Wolves once roamed most of the Northern Hemisphere, including much of the United States, Europe, and the Middle East. Like humans, wolves crossed the Bering land bridge during the Ice Age to range throughout North America, from the Arctic to central Mexico. Both wolf species, the gray (Canis lupus) and the red (Canis rufus), were found in the United States, though the latter lived only in the Southeast. Most literature, popular knowledge, and economic concerns about the wolf involve the gray wolf, also known as the timber wolf. The appearance of the gray wolf varies from pure white in the Arctic to black, gray, and tan in the lower forests and grasslands. A pack animal with well-ordered social systems, the wolf’s success depended on its ability to den, hunt, and defend its territory in groups of two to twenty. Adaptability to different climates and habitats, perhaps only excelled by humans, meant the size and number of prey determined the wolf’s travels. Until the huge bison herds of the Great Plains were destroyed in the midnineteenth century, wolves were most abundant in North America‘s central prairies.
Most Native Americans revered the wolf, emulating its hunting tactics and incorporating the animal into their creation stories. The wolf was central to the Anishinabe (Ojibwa) culture of northern Michigan and was an important clan or totem animal for others. Europeans arrived from densely populated, agrarian countries with much darker attitudes. Though no human deaths from wolves have been reported in the United States, the wolf did compete for the same wild prey as settlers and killed domestic livestock when it could. Intense efforts quickly developed to eradicate the wolf in farming and ranching regions. In the 1840s prairie settlers poisoned wolves with strychnine, chased them with dogs, and shot them in circle hunts.

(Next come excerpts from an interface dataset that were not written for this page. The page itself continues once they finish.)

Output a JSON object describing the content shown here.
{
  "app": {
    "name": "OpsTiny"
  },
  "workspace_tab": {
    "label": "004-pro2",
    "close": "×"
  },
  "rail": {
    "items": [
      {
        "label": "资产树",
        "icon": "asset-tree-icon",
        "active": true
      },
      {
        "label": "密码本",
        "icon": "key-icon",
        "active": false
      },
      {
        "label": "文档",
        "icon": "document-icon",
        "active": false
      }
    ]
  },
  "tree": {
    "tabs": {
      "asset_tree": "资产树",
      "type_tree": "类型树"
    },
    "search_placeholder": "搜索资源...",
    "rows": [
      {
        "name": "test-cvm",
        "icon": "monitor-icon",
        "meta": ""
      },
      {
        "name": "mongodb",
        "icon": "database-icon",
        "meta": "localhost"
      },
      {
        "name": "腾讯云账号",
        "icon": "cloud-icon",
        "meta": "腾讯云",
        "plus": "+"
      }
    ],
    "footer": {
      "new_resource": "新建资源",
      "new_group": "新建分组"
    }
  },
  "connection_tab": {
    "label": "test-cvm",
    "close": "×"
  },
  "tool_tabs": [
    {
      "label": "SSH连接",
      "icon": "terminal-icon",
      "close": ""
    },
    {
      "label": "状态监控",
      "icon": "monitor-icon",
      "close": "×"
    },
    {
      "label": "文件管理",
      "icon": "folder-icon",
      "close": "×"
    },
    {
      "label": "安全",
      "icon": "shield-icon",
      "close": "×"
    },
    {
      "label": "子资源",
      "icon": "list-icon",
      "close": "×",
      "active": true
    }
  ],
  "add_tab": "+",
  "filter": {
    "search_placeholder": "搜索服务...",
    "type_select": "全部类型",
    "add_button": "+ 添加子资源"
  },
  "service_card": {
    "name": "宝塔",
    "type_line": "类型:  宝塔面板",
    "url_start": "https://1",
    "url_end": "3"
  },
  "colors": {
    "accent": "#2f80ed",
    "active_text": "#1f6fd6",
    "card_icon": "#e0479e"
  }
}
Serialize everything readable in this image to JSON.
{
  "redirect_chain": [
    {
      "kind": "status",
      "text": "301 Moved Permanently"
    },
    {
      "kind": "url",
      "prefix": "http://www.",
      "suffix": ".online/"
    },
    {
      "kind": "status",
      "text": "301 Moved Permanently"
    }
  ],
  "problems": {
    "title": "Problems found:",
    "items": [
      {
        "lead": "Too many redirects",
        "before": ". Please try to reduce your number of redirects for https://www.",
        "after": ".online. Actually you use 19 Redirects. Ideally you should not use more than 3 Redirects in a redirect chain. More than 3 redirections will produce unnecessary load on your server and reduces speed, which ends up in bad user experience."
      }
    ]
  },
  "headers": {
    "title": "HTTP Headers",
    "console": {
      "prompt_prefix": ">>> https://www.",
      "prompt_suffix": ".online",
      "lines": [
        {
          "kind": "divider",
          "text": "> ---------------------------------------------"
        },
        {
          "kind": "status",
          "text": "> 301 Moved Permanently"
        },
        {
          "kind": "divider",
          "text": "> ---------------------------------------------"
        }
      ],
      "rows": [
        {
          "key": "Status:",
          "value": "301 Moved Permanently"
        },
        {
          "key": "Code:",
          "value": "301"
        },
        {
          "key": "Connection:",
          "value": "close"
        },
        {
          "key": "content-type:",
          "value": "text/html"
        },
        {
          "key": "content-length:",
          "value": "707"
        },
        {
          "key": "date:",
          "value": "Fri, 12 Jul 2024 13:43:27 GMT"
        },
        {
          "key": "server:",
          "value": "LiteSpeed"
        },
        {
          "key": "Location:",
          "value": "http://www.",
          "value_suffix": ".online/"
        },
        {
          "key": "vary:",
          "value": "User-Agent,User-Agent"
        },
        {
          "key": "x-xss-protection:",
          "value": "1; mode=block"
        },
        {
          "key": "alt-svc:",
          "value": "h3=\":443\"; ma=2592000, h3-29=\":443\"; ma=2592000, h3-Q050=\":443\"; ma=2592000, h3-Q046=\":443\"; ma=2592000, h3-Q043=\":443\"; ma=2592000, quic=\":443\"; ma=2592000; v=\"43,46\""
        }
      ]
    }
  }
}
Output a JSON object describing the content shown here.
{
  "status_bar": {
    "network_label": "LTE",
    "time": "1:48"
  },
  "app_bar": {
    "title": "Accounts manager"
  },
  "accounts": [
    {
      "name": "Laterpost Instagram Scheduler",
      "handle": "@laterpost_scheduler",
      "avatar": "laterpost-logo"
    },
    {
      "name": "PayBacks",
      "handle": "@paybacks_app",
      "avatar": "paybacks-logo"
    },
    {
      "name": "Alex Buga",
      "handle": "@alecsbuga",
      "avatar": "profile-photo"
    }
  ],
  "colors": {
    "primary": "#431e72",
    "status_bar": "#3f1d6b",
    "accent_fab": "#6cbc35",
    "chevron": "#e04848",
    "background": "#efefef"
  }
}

Throughout the late nineteenth century local bounty programs paid for wolf scalps and pelts. Congress authorized funds in 1915 to trap and kill wolves on all public lands. By 1950 the wolf was nearly extinct in the United States. Only scattered packs remained in northern Minnesota and Michigan and remote regions of the Rocky Mountains.
Growing environmental concerns in the 1960s prompted the federal government to declare the wolf an endangered species in 1973. Governmental protections resulted in slow growth of wolf numbers, and in 1986 the first western-state wolf den in fifty years was found in Montana‘s Glacier National Park. Successful efforts to reintroduce the wolf to its former habitat in the 1990s, however, met resistance. To compensate, these programs allowed for payment for livestock killed and removal of the individual wolves responsible. American attitudes toward the wolf continued to be conflicted and passionate to the end of the twentieth century.